U.S. stocks closed modestly higher in light trading on Thursday as investors held back on big bets ahead of Friday's jobs report, which is expected to be a big factor in influencing the timing of a Federal Reserve interest rate hike.
Focus on the report was heightened as many investors see it as one of the most import economic indicators due to be released ahead of the Fed's meeting in mid-March.
Continue Reading Below
"People are anticipating some fireworks tomorrow. That's the best way to describe the waiting today," said Paul Schatz, president and chief investment officer at Heritage Capital in Woodbridge, Connecticut.
The S&P and the Dow had hit records and the Nasdaq surpassed 5,000 at the start of the week after a strong February performance for U.S. stocks, giving additional reason for investors to take a breather on Thursday.
European news was some help to U.S. markets but higher-than-expected U.S. jobless claims took "a little bit of the wind out of the sails," said Paul Brigandi, managing director of portfolio management at Direxion Funds in New York.

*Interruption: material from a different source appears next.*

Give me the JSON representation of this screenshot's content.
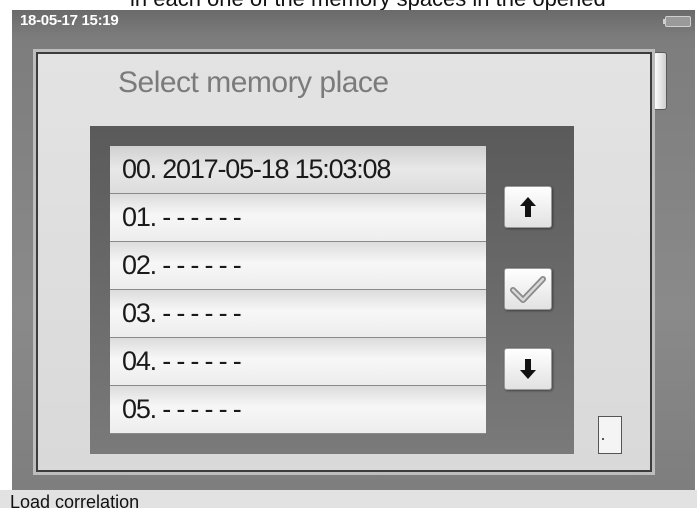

Initial jobless claims rose to 320,000 in the latest week, above the 295,000 estimate. The disappointing numbers came after a weaker-than-expected private payrolls report on Wednesday and ahead of Friday's monthly employment report.
A separate report showed new orders for U.S. factory goods unexpectedly fell in January for a sixth month, a sign of weakness in the manufacturing sector.
The Dow Jones industrial average <.DJI> rose 38.82 points, or 0.21 percent, to 18,135.72, the S&P 500 <.SPX> gained 2.51 points, or 0.12 percent, to 2,101.04 and the Nasdaq Composite <.IXIC> added 15.67 points, or 0.32 percent, to 4,982.81.
Earlier in the day, the European Central Bank raised growth and inflation targets and announced it would start its government bond-buying program of 60 billion euros a month on March 9.
The news also helped lift other healthcare stocks such as Vertex Pharmaceuticals
About 5.7 billion shares changed hands on U.S. exchanges, below the 6.5 billion average for the last five sessions, according to BATS Global Markets.
Advancing issues outnumbered declining ones on the NYSE by 1,660 to 1,371, for a 1.21-to-1 ratio; on the Nasdaq, 1,560 issues rose and 1,154 fell, for a 1.35-to-1 ratio favoring advancers.
The S&P 500 posted 21 new 52-week highs and 2 new lows; the Nasdaq Composite recorded 97 new highs and 42 new lows.
(By Sinead Carew; Editing by Bernadette Baum and Nick Zieminski)